[Records for this exercise Boundary: Start]
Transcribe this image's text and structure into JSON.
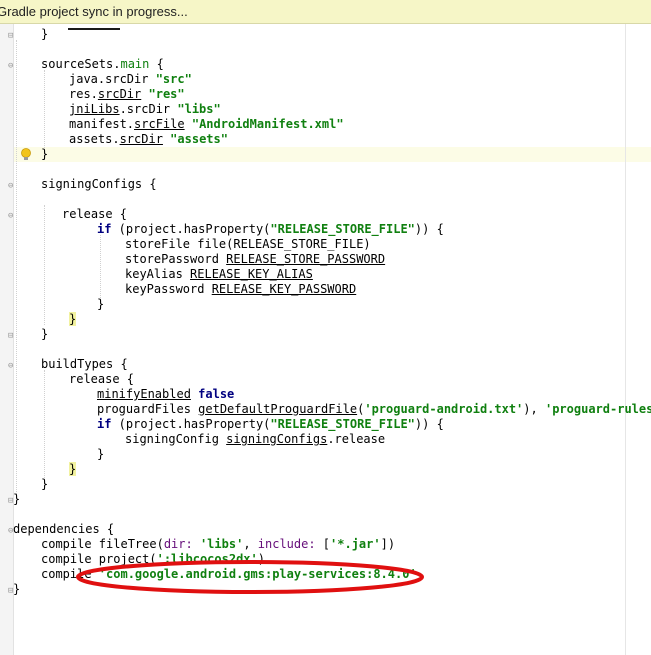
{
  "banner": {
    "text": "Gradle project sync in progress..."
  },
  "code": {
    "l01": "}",
    "l02a": "sourceSets.",
    "l02b": "main",
    "l02c": " {",
    "l03a": "java.srcDir ",
    "l03b": "\"src\"",
    "l04a": "res.",
    "l04b": "srcDir",
    "l04c": " ",
    "l04d": "\"res\"",
    "l05a": "jniLibs",
    "l05b": ".srcDir ",
    "l05c": "\"libs\"",
    "l06a": "manifest.",
    "l06b": "srcFile",
    "l06c": " ",
    "l06d": "\"AndroidManifest.xml\"",
    "l07a": "assets.",
    "l07b": "srcDir",
    "l07c": " ",
    "l07d": "\"assets\"",
    "l08": "}",
    "l09": "signingConfigs {",
    "l10": "release {",
    "l11a": "if",
    "l11b": " (project.hasProperty(",
    "l11c": "\"RELEASE_STORE_FILE\"",
    "l11d": ")) {",
    "l12a": "storeFile file(",
    "l12b": "RELEASE_STORE_FILE",
    "l12c": ")",
    "l13a": "storePassword ",
    "l13b": "RELEASE_STORE_PASSWORD",
    "l14a": "keyAlias ",
    "l14b": "RELEASE_KEY_ALIAS",
    "l15a": "keyPassword ",
    "l15b": "RELEASE_KEY_PASSWORD",
    "l16": "}",
    "l17": "}",
    "l18": "}",
    "l19": "buildTypes {",
    "l20": "release {",
    "l21a": "minifyEnabled",
    "l21b": " ",
    "l21c": "false",
    "l22a": "proguardFiles ",
    "l22b": "getDefaultProguardFile",
    "l22c": "(",
    "l22d": "'proguard-android.txt'",
    "l22e": "), ",
    "l22f": "'proguard-rules.p",
    "l23a": "if",
    "l23b": " (project.hasProperty(",
    "l23c": "\"RELEASE_STORE_FILE\"",
    "l23d": ")) {",
    "l24a": "signingConfig ",
    "l24b": "signingConfigs",
    "l24c": ".release",
    "l25": "}",
    "l26": "}",
    "l27": "}",
    "l28": "}",
    "l29": "dependencies {",
    "l30a": "compile fileTree(",
    "l30b": "dir: ",
    "l30c": "'libs'",
    "l30d": ", ",
    "l30e": "include: ",
    "l30f": "[",
    "l30g": "'*.jar'",
    "l30h": "])",
    "l31a": "compile project(",
    "l31b": "':libcocos2dx'",
    "l31c": ")",
    "l32a": "compile ",
    "l32b": "'com.google.android.gms:play-services:8.4.0'",
    "l33": "}"
  },
  "gutter_glyphs": {
    "fold_open": "⊖",
    "fold_close": "⊟"
  },
  "colors": {
    "string": "#108010",
    "keyword": "#000080",
    "annotation_ellipse": "#e01010",
    "banner_bg": "#f6f6c7"
  }
}
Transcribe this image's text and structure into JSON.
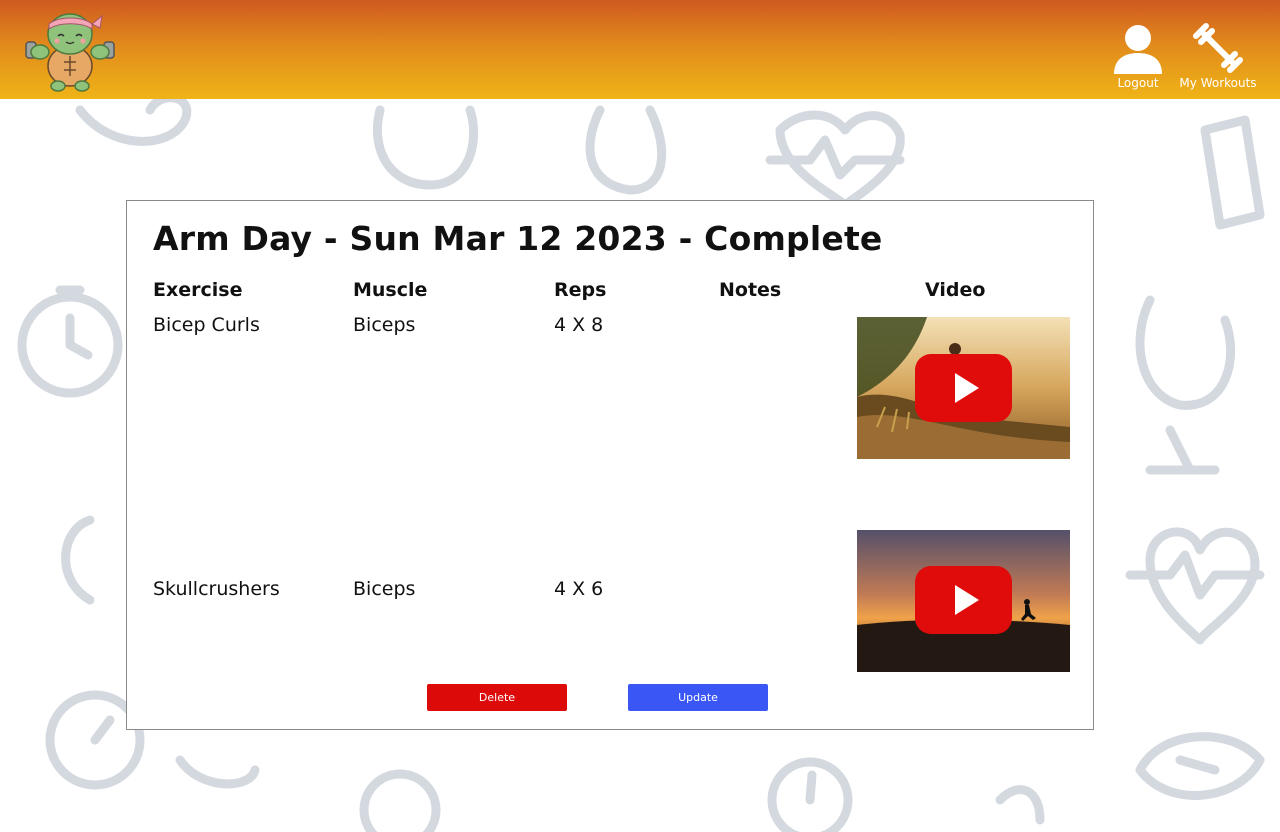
{
  "header": {
    "logo_icon": "turtle-mascot-logo",
    "nav": [
      {
        "label": "Logout",
        "icon": "user-icon"
      },
      {
        "label": "My Workouts",
        "icon": "dumbbell-icon"
      }
    ],
    "colors": {
      "gradient_top": "#cf5a20",
      "gradient_bottom": "#efb417"
    }
  },
  "workout": {
    "title": "Arm Day - Sun Mar 12 2023 - Complete",
    "columns": [
      "Exercise",
      "Muscle",
      "Reps",
      "Notes",
      "Video"
    ],
    "rows": [
      {
        "exercise": "Bicep Curls",
        "muscle": "Biceps",
        "reps": "4 X 8",
        "notes": "",
        "video_thumbnail": "sunlit-trail-play-thumbnail"
      },
      {
        "exercise": "Skullcrushers",
        "muscle": "Biceps",
        "reps": "4 X 6",
        "notes": "",
        "video_thumbnail": "sunset-runner-play-thumbnail"
      }
    ]
  },
  "actions": {
    "delete_label": "Delete",
    "update_label": "Update",
    "delete_color": "#dd0a0a",
    "update_color": "#3a57f5"
  }
}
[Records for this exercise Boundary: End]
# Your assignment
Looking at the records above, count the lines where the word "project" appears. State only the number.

# Exercise output
4